[[ RECORDS PROVIDED open ]]

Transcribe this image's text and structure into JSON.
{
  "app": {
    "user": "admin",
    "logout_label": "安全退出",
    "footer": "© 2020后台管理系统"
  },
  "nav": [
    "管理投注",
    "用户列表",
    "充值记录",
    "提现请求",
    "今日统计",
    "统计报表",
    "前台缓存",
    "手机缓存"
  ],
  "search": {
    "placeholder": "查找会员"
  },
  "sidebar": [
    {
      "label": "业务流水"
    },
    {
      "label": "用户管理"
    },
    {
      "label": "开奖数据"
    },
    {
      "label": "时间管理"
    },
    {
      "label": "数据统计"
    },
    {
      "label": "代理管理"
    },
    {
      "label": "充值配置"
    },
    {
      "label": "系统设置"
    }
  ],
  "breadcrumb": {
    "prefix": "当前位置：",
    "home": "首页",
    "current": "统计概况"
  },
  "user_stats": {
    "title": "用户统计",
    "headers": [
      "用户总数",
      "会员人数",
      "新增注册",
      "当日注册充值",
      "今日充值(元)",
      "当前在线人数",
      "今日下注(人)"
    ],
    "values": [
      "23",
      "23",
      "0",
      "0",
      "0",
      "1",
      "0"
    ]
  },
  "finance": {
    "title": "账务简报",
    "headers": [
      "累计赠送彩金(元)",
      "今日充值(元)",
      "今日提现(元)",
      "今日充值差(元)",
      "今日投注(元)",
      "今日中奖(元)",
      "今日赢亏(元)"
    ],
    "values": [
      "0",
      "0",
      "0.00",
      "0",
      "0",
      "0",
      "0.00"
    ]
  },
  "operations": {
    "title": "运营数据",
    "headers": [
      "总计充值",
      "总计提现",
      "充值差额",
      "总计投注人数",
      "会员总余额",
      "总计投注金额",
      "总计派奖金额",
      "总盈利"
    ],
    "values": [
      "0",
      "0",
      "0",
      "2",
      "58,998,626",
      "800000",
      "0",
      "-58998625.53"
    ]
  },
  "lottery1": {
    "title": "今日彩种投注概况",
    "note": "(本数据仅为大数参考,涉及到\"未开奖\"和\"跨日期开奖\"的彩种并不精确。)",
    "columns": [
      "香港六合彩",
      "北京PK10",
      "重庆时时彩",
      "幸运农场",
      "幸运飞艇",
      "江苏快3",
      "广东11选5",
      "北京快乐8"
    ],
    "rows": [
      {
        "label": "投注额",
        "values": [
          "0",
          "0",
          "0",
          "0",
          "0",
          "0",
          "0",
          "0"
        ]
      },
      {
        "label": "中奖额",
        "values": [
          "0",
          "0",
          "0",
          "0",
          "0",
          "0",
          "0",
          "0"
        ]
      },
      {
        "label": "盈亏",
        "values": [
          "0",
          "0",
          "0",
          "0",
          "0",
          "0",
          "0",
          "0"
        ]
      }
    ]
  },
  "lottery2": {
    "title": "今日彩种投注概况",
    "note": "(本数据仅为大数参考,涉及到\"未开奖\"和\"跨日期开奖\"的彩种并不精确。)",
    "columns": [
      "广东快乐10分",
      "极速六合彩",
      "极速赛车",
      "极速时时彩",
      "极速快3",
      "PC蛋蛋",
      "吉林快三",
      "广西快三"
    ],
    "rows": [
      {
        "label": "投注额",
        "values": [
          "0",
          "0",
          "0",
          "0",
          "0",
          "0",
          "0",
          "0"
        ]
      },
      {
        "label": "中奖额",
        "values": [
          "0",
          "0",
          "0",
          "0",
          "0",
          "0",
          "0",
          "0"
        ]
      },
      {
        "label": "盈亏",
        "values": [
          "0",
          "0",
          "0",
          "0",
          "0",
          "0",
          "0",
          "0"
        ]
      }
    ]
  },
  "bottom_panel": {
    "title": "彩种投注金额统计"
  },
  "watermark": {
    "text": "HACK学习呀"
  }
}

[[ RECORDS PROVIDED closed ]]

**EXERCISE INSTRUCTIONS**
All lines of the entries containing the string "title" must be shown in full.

**ANSWER SECTION**
    "title": "用户统计",
    "title": "账务简报",
    "title": "运营数据",
    "title": "今日彩种投注概况",
    "title": "今日彩种投注概况",
    "title": "彩种投注金额统计"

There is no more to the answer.